I think it also true that the defendant has endeavored to persuade at least some of the members of this order to select another general chairman in the place of Myers, with promises that they would receive more consideration and better treatment if they selected some one satisfactory to the company. It is also reasonably established that the defendant has discriminated in its disciplinary measures as between those who were and were not members of the order, dismissing some of the former for breaches of duty less serious than those for which it inflicted minor penalties on the latter. These acts are revealed in the affidavits of J. A. Phillips, dated December 3, 1932; H. P. Le Blanc, December 12, 1932; and E. D. Couch, December 13, 1932, which are met by the officers of the defendant by simple denials, not of these specific acts, but of efforts to influence or coerce its said employees. I think it reasonably shown that the defendant has attempted to compel the Order of Railway Conductors to replace Myers as their general chairman, whom they have the right to select without interference, influence, or coercion on the part of the defendant. I find the facts to be as recited in these affidavits. The matter was submitted upon the pleadings and affidavits after hearing without either side requiring the presence or right to cross-examine the deponents.

I further find it is reasonably probable that the defendant will continue to endeavor to influence and coerce its said employees in the matter of their representation as general chairman by C. P. Myers; that plaintiffs have a property right in the selection, uninfluenced or coerced, of their representative, which will cause irreparable injury if not restrained; that greater injury will be inflicted upon the complainants by denial of relief than by granting it; that complainants have no adequate remedy at law; and that it is not a matter with which the local public officials can deal. See Texas & New Orleans Railroad Co., et al. v. Brotherhood of Railway & Steamship Clerks et al., 281 U.S. 548, 50 S. Ct. 427, 74 L. Ed. 1034.

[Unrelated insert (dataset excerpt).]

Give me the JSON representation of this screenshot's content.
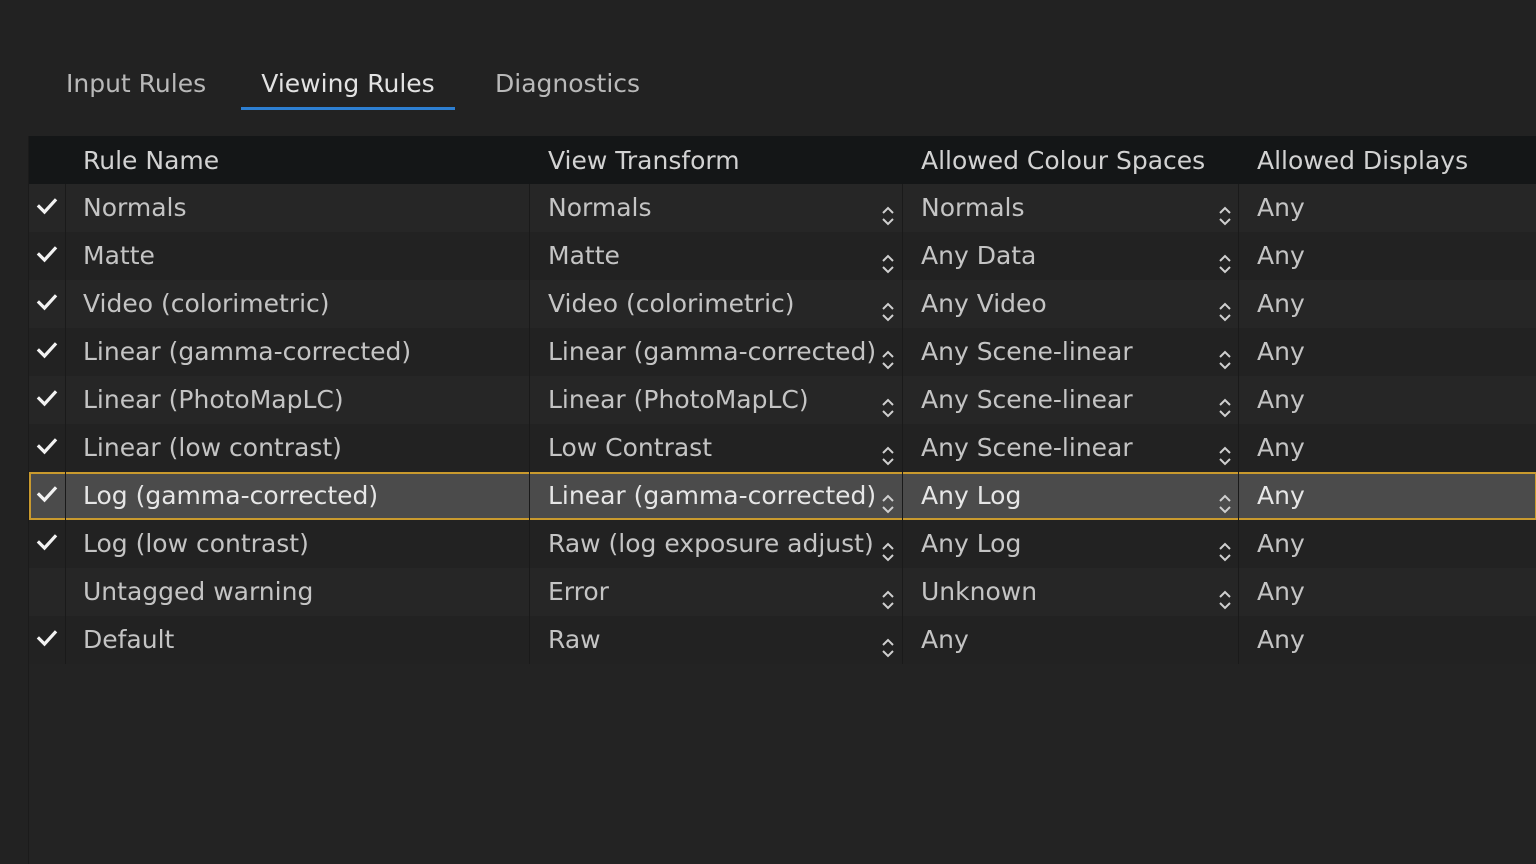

The complainants will be granted a preliminary injunction upon the execution of bond with proper surety in the sum of $1,000, conditioned according to law, enjoining and restraining the defendant, its officers and agents, from interfering with, influencing, or coercing the complainants in their self-organization or designation of their representative as general chairman of the Order of Railway Conductors for the Louisiana & Arkansas Lines.

Proper decree should be presented.